The yarn is Järbo Raggi Batik, colour 1522. As the toe of the first sock was blue, the top of the next was also blue and it looks a bit like I have knitted the second sock from the bottom and up. Which I haven't.
As soon as I finished these little pilot project socks I started a new pair for my youngest daughter. Red yarn. Gull wing lace in the front. I'll get back to you on that project.
So... I thought I'd managed to understand the hourglass heel. And I went on knitting pretty much in the dark and felt very proud of myself. Until I turned on the lights and saw that there was a row of holes in the diagonal. Fail.
I went to sleep and woke up about half past three in the night. We have had an Indian summer the last couple of days and the heat was unbearable. So of course I went about googling and thought I found the answer.
When turning the heel I needed to include both of the rounds of yarn that I had put around the slipped stitch. If you have never made an hourglass heel, read the instructions I linked to in the last post.
And now it turned out OK. Not gorgeous, but OK. And, at least on the one side.
On the other side I must have turned the stitches the wrong way, see below. But I have one more sock to go, so this time I considered the work good enough and did not frog it.
And I will try to be better in updating the blog. I will. Really I will.
Today I just want to mention that I am trying to knit a pair of socks. With hourglass heels. I really did not want any other kind of heels. And I really didn't want hourglass heels with a row of ugly holes. So at last, after searching the internet and trying again and again I finally think I've got it.
I was in New York a week ago. Sunday 20th March we strolled downtown, visited Barnes & Noble at Union Square, had a frappuccino at Starbuck's in the corner and found our way to legendary Purl Soho this sunny day!
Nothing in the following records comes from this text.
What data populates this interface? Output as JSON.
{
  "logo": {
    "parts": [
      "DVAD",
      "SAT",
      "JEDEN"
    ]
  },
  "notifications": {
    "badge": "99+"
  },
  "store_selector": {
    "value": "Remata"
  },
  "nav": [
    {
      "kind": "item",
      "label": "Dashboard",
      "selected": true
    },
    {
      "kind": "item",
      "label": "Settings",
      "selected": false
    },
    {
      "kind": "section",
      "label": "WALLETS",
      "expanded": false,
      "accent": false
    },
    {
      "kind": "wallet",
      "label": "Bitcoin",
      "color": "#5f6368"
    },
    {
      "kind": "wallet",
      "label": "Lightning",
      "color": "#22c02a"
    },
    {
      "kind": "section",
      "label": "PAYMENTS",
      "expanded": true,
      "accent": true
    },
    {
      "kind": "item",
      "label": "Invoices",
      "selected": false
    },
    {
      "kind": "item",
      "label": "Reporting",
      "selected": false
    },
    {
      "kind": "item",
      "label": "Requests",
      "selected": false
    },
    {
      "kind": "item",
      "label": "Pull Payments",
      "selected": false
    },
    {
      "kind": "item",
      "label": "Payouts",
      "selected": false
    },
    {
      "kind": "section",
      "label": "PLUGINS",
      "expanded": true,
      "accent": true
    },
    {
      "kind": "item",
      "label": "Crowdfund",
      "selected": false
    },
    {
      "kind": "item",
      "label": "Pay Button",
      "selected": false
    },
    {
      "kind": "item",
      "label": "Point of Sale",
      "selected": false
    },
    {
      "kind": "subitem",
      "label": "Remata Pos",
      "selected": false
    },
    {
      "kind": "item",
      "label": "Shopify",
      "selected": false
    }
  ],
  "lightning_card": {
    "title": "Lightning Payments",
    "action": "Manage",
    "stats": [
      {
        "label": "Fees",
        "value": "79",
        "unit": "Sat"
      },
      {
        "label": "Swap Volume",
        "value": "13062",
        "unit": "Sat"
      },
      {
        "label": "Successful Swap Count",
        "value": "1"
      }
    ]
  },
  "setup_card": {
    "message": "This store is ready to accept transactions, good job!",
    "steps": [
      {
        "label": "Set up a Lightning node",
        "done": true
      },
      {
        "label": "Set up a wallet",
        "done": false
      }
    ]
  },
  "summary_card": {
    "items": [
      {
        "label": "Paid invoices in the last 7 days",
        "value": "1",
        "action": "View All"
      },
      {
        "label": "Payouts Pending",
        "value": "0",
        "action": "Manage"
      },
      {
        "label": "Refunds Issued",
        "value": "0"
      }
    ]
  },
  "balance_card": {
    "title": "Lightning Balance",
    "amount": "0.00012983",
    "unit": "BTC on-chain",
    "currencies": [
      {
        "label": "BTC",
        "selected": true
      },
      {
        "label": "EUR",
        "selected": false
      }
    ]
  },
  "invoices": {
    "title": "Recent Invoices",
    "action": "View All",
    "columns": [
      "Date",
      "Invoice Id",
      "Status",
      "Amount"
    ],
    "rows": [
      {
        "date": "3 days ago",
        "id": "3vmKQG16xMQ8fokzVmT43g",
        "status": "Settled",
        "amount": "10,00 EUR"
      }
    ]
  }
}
I have been following the PurlBee blog for quite some time now, so it was really irresistible to pay a visit to this store while in NY. The shop was small, but lovely. I parked DH and DD on the handy bench just inside the door and scanned the walls and baskets to find at least one skein of yarn to bring home as a souvenir.
I can't say that the prices really fit my budget, but if you want quality you will have to pay for it, right? I found a lovely yellow-brownish skein of yarn (on discount) and some perfectly colour-matched buttons to go with it. And they even wound it up to a ball for me, while I waited. And two people in the staff gave me compliments on my new white Clovis shawl! Very nice!
The yarn will eventually become a purse. I have a light brown fabric with small polca dots for the lining.
At Barnes & Noble, I picked up the super smart Stitchionary 5 from Vogue. It is all about lace knitting, and just what I need to get to understand some kinds of lace better. Works well with my way of thinking. No lace knitting for the Purl Soho Yarn, though. That yarn stands for itself in plain stockinette knitting, I think.
Fru Albertsson has had her 10.000th visitor and celebrates this with a yarn and scissors giveaway! Here's a link to her blog. Fru Albertsson blogs in Swedish but please try your luck with Google translate to get to know her better. One very nice thing about following her blog is that it gets you inspired to crochet and knit for charity. She has made numerous little cardigans for children in need.